■ YOUR INSTRUCTIONS ■
Across all the records below, count the lines that hold "Smart". State only that figure.

*** Opening of DATA SECTION ***

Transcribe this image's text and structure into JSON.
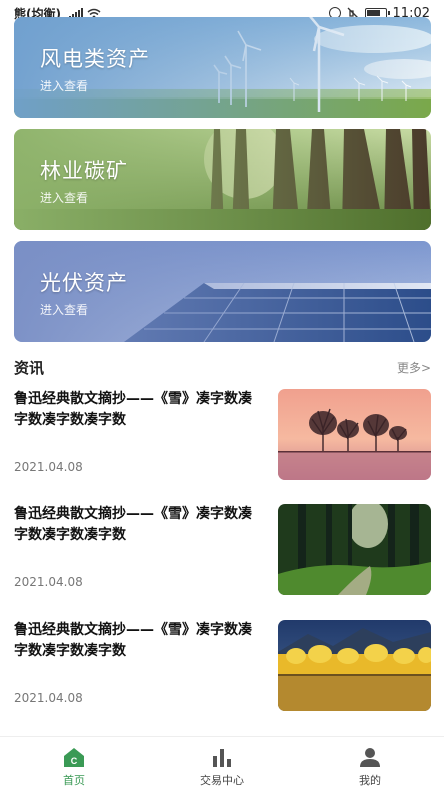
{
  "status_bar": {
    "carrier": "熊(均衡)",
    "time": "11:02"
  },
  "banners": [
    {
      "title": "风电类资产",
      "subtitle": "进入查看",
      "scene": "wind-turbines"
    },
    {
      "title": "林业碳矿",
      "subtitle": "进入查看",
      "scene": "forest"
    },
    {
      "title": "光伏资产",
      "subtitle": "进入查看",
      "scene": "solar-panels"
    }
  ],
  "news": {
    "title": "资讯",
    "more_label": "更多>",
    "items": [
      {
        "title": "鲁迅经典散文摘抄——《雪》凑字数凑字数凑字数凑字数",
        "date": "2021.04.08",
        "thumb": "sunset-trees"
      },
      {
        "title": "鲁迅经典散文摘抄——《雪》凑字数凑字数凑字数凑字数",
        "date": "2021.04.08",
        "thumb": "forest-path"
      },
      {
        "title": "鲁迅经典散文摘抄——《雪》凑字数凑字数凑字数凑字数",
        "date": "2021.04.08",
        "thumb": "autumn-lake"
      }
    ]
  },
  "tabs": [
    {
      "label": "首页",
      "icon": "home-icon",
      "active": true
    },
    {
      "label": "交易中心",
      "icon": "bar-chart-icon",
      "active": false
    },
    {
      "label": "我的",
      "icon": "user-icon",
      "active": false
    }
  ],
  "colors": {
    "accent": "#3a9a55",
    "banner_wind": "#6f9fce",
    "banner_forest": "#8db26a",
    "banner_solar": "#7a8fc5"
  }
}
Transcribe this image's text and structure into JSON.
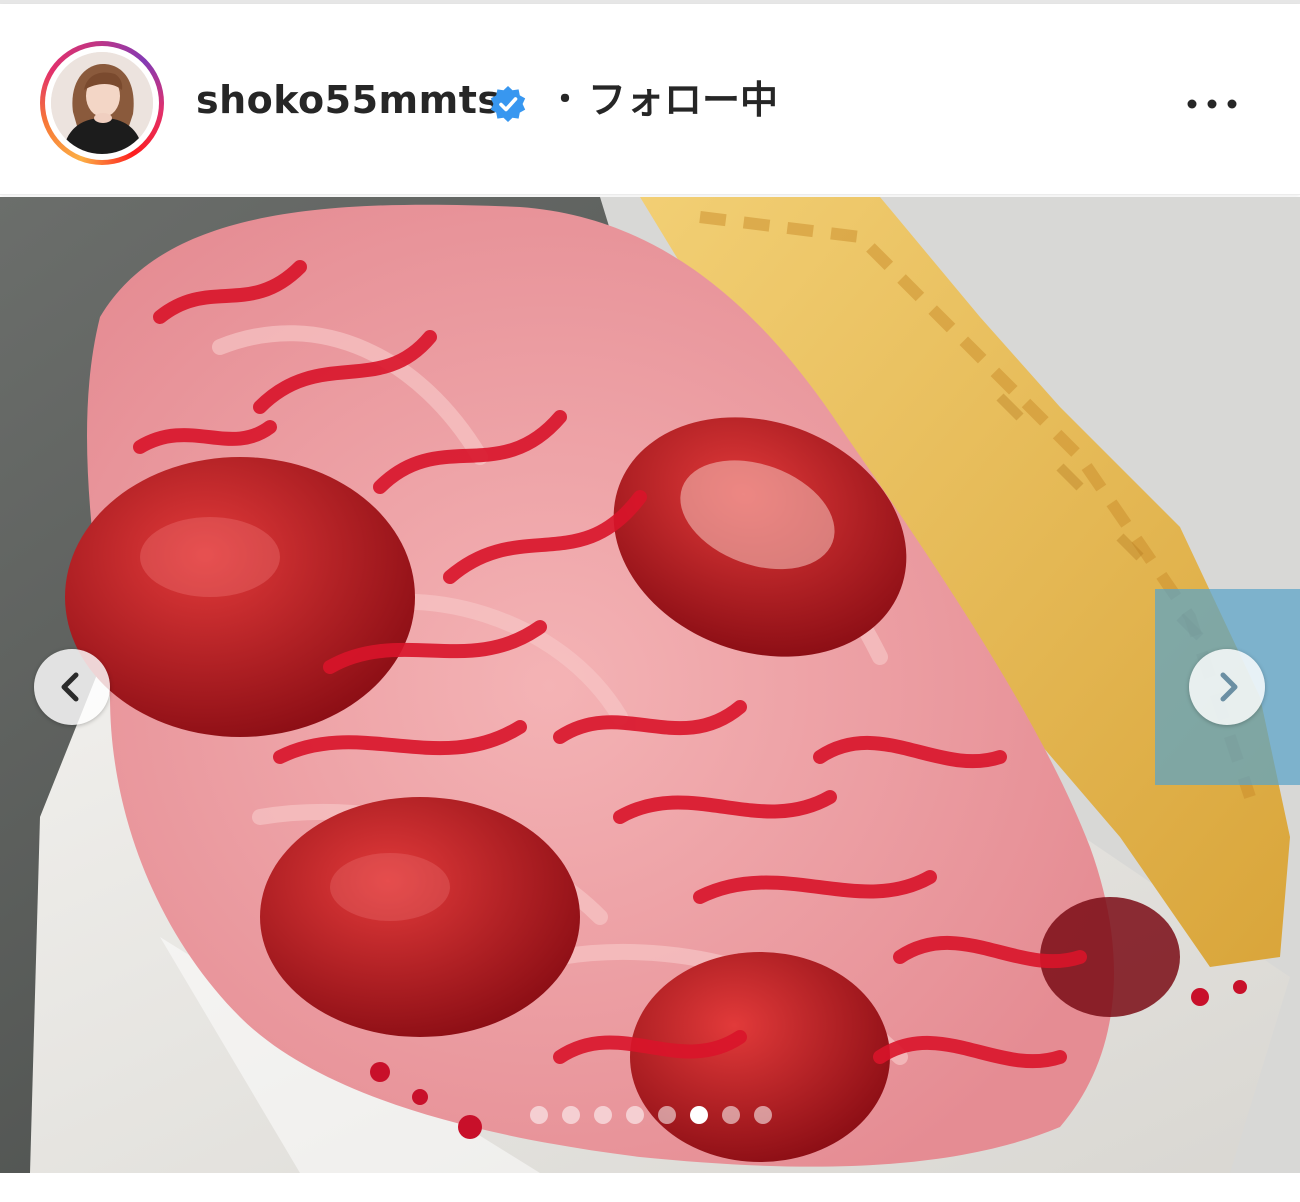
{
  "post": {
    "username": "shoko55mmts",
    "separator": "・",
    "follow_status": "フォロー中"
  },
  "icons": {
    "verified": "verified-badge-icon",
    "more": "more-options-icon",
    "prev": "chevron-left-icon",
    "next": "chevron-right-icon"
  },
  "colors": {
    "verified_blue": "#3897f0",
    "text": "#262626"
  },
  "carousel": {
    "total_slides": 8,
    "active_index": 5
  }
}
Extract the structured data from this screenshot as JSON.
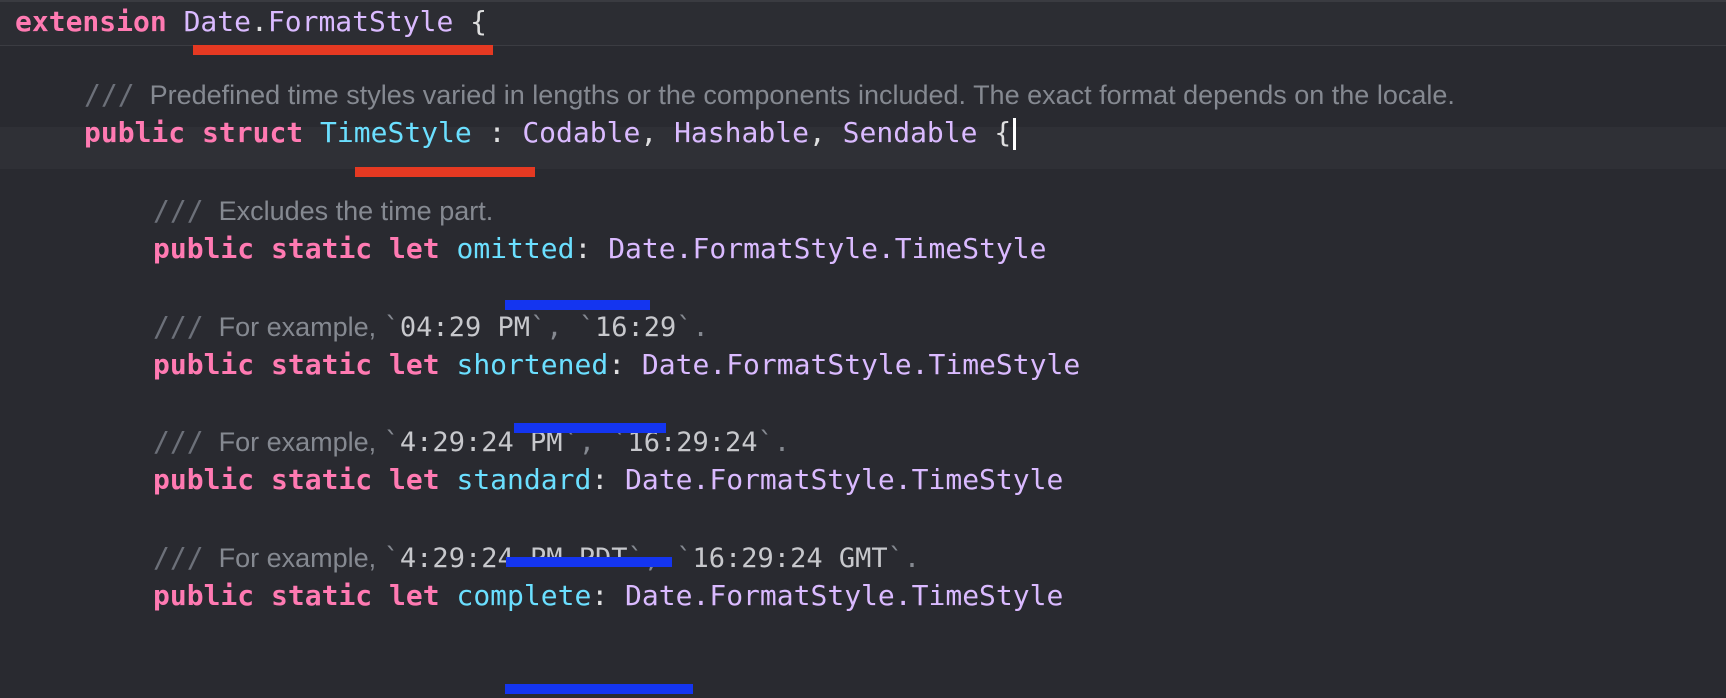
{
  "code": {
    "ext_kw": "extension",
    "ext_type_a": "Date",
    "dot": ".",
    "ext_type_b": "FormatStyle",
    "brace_open": " {",
    "doc_struct": "Predefined time styles varied in lengths or the components included. The exact format depends on the locale.",
    "kw_public": "public",
    "kw_struct": "struct",
    "struct_name": "TimeStyle",
    "conformance_sep": " : ",
    "proto1": "Codable",
    "proto2": "Hashable",
    "proto3": "Sendable",
    "comma": ", ",
    "kw_static": "static",
    "kw_let": "let",
    "colon": ": ",
    "type_path": "Date.FormatStyle.TimeStyle",
    "doc_slashes": "///",
    "members": [
      {
        "doc_text": "Excludes the time part.",
        "name": "omitted"
      },
      {
        "doc_prefix": "For example, ",
        "ex1": "04:29 PM",
        "ex2": "16:29",
        "name": "shortened"
      },
      {
        "doc_prefix": "For example, ",
        "ex1": "4:29:24 PM",
        "ex2": "16:29:24",
        "name": "standard"
      },
      {
        "doc_prefix": "For example, ",
        "ex1": "4:29:24 PM PDT",
        "ex2": "16:29:24 GMT",
        "name": "complete"
      }
    ]
  },
  "colors": {
    "background": "#292a30",
    "keyword": "#ff7ab2",
    "type": "#dabaff",
    "declaration": "#6bdfff",
    "comment": "#858991",
    "underline_red": "#e53922",
    "underline_blue": "#1435f0"
  }
}
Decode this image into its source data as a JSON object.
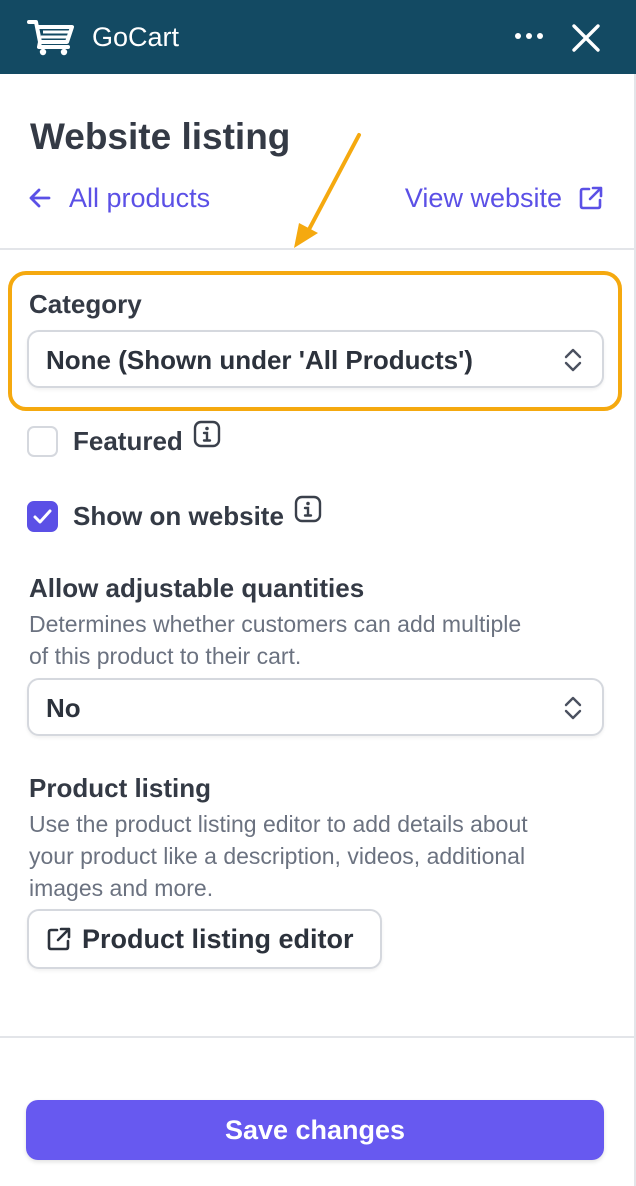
{
  "header": {
    "app_title": "GoCart",
    "icons": {
      "cart": "shopping-cart-icon",
      "more": "more-horizontal-icon",
      "close": "close-icon"
    }
  },
  "page": {
    "title": "Website listing",
    "back_link": "All products",
    "view_link": "View website"
  },
  "category": {
    "label": "Category",
    "selected": "None (Shown under 'All Products')"
  },
  "featured": {
    "label": "Featured",
    "checked": false
  },
  "show_on_website": {
    "label": "Show on website",
    "checked": true
  },
  "quantities": {
    "label": "Allow adjustable quantities",
    "help_line1": "Determines whether customers can add multiple",
    "help_line2": "of this product to their cart.",
    "selected": "No"
  },
  "product_listing": {
    "label": "Product listing",
    "help_line1": "Use the product listing editor to add details about",
    "help_line2": "your product like a description, videos, additional",
    "help_line3": "images and more.",
    "button_label": "Product listing editor"
  },
  "footer": {
    "save_label": "Save changes"
  },
  "colors": {
    "header_bg": "#134a63",
    "accent": "#5b50e6",
    "save_button": "#6759f0",
    "annotation": "#f5a90f"
  }
}
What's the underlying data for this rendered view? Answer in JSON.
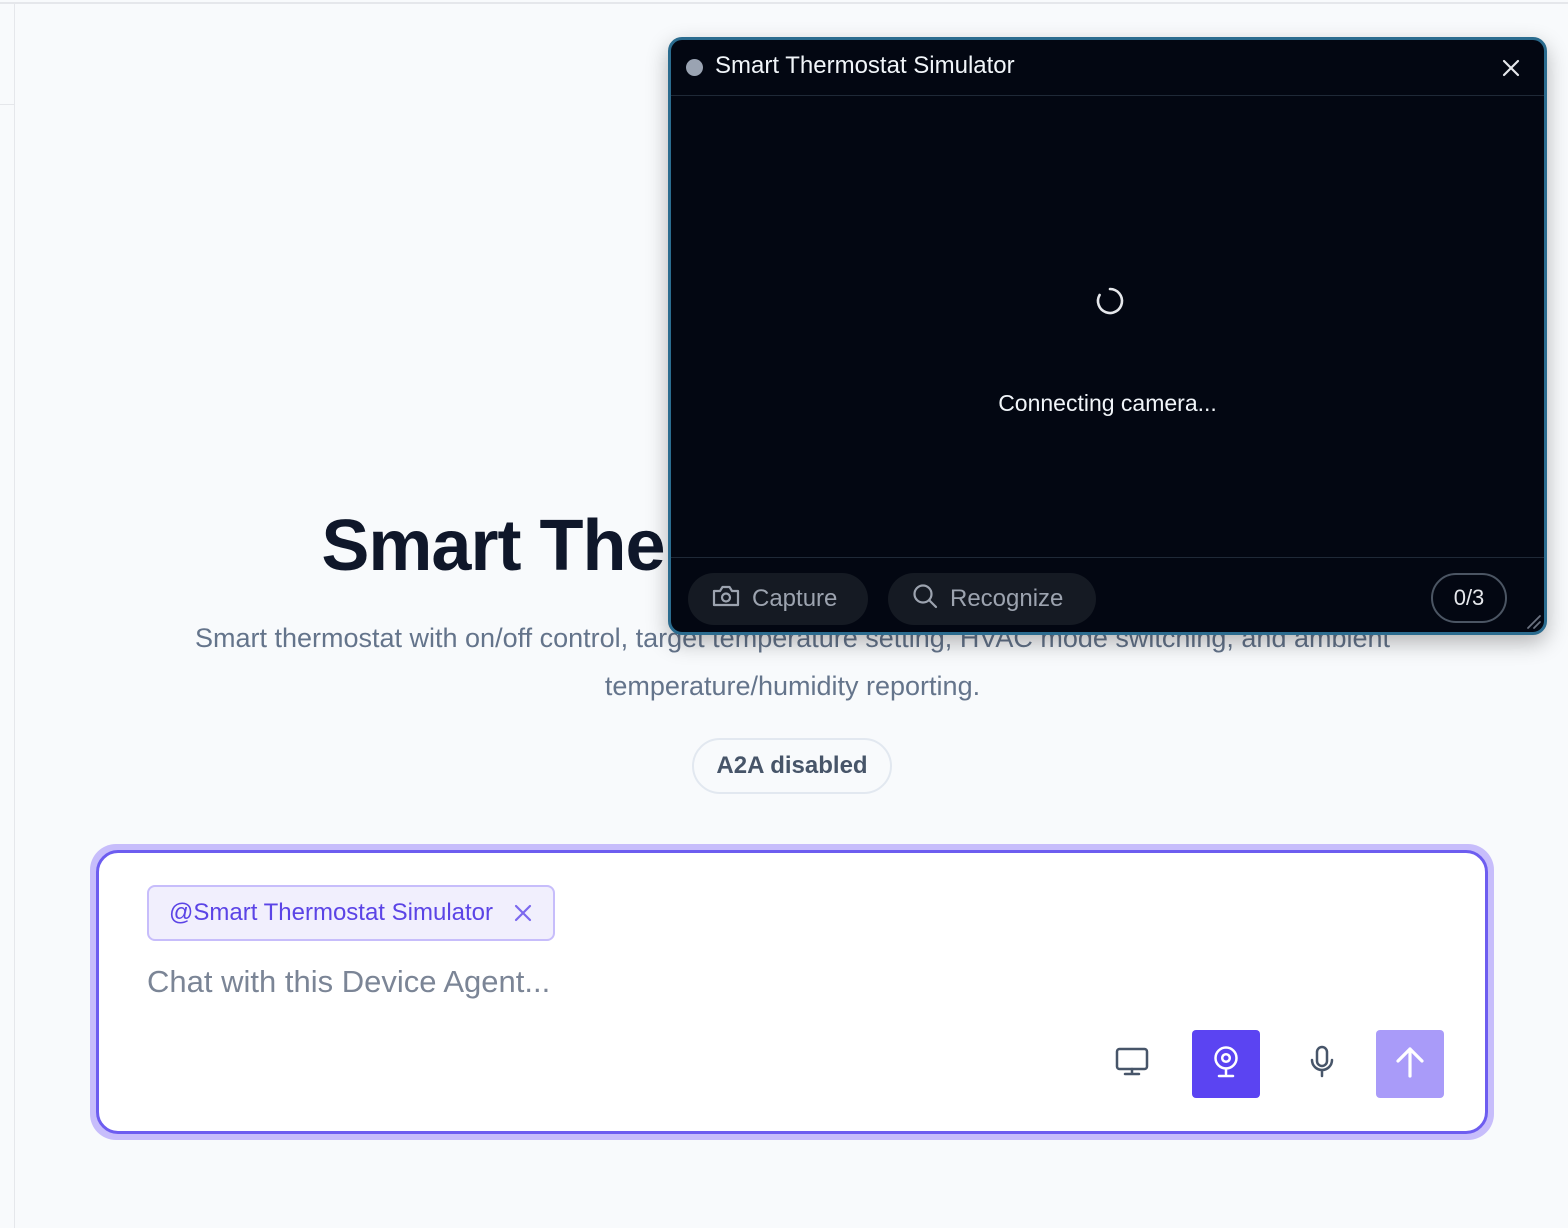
{
  "agent": {
    "title": "Smart Thermostat Simulator",
    "description": "Smart thermostat with on/off control, target temperature setting, HVAC mode switching, and ambient temperature/humidity reporting.",
    "a2a_status": "A2A disabled"
  },
  "composer": {
    "mention": "@Smart Thermostat Simulator",
    "placeholder": "Chat with this Device Agent..."
  },
  "camera_panel": {
    "title": "Smart Thermostat Simulator",
    "status": "Connecting camera...",
    "capture_label": "Capture",
    "recognize_label": "Recognize",
    "counter": "0/3"
  },
  "icons": {
    "status_dot": "status-dot-icon",
    "close": "close-icon",
    "spinner": "loading-spinner-icon",
    "capture": "camera-icon",
    "recognize": "search-icon",
    "resize": "resize-handle-icon",
    "mention_remove": "close-icon",
    "screen": "monitor-icon",
    "webcam": "webcam-icon",
    "mic": "microphone-icon",
    "send": "arrow-up-icon"
  },
  "colors": {
    "accent": "#5b44f2",
    "send_disabled": "#a99bf9",
    "panel_bg": "#030712",
    "panel_border": "#2b6c8f"
  }
}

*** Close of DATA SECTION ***

■ SOLUTION TO THIS PROBLEM ■
4